    Like or Dislike: Thumb up 2 Thumb down 0

  81. Pch101 says:

    @Neil Hudelson:

    That is a big difference. But that difference isn’t limited to Trump, nor will Trump’s defeat make it go away.

    Even the supposed Republican party moderates indulge in variations of this, they just have a bit more finesse. It isn’t a Trump problem, it’s a GOP problem, and no, both sides aren’t doing it.

    Like or Dislike: Thumb up 3 Thumb down 0

  82. Blue Galangal says:

    @grumpy realist: I have a friend currently teaching in China who says that the Chinese are holding up Trump as an example of how democracy (not why, but how) doesn’t work.

    Like or Dislike: Thumb up 1 Thumb down 0

  83. Just 'nutha ig'rant cracker says:

    @Pch101: Allow me to revise by noting that while your topic is the base, mine is the leadership. I’ll agree; nihilism is a philosophy that requires more other centeredness than the typical leader in Congress possesses. As I was noting, they are oblivious to the effects of their belief except to the extent that they are personally benefited. I’m not even sure that they care that their contributors benefit.

    The leadership is never actually nihilistic; they are the guys who say “whoa! didn’t see that coming.”

    Like or Dislike: Thumb up 0 Thumb down 0

  84. grumpy realist says:
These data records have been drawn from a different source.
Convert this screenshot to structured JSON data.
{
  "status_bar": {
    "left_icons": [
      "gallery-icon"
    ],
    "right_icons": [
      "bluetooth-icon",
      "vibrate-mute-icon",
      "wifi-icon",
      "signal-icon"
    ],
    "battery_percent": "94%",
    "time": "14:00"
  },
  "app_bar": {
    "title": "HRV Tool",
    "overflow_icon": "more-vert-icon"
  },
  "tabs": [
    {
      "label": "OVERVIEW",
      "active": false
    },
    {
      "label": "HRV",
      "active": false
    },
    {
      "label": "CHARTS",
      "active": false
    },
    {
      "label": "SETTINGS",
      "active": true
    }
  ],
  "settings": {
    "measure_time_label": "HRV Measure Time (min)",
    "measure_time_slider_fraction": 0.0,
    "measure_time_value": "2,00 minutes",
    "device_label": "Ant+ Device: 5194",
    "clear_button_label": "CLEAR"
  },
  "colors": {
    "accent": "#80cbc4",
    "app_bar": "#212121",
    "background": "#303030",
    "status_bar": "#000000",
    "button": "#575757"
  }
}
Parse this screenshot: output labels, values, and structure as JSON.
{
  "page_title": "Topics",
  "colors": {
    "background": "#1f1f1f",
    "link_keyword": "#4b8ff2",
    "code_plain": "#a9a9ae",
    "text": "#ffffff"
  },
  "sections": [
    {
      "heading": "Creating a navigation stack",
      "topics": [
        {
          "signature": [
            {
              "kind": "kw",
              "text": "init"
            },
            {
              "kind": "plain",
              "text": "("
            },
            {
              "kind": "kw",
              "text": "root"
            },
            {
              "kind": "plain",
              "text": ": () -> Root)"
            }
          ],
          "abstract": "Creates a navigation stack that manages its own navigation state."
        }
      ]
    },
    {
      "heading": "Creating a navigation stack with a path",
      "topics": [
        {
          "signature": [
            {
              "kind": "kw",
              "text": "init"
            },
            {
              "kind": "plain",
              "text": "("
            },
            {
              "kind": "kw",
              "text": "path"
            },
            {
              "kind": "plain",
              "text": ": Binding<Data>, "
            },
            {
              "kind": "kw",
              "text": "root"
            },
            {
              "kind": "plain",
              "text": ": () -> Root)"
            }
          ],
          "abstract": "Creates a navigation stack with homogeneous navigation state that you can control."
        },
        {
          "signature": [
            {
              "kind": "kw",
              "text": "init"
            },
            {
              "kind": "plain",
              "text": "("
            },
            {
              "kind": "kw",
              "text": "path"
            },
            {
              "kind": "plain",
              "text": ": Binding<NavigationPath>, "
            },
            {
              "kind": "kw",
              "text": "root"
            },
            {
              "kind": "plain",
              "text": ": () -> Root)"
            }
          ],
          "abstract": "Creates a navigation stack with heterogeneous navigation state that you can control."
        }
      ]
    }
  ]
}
    @Just ‘nutha ig’rant cracker: Given the (lack of) brainpower from people like Issa and Pence, are we really surprised?

    Like or Dislike: Thumb up 0 Thumb down 0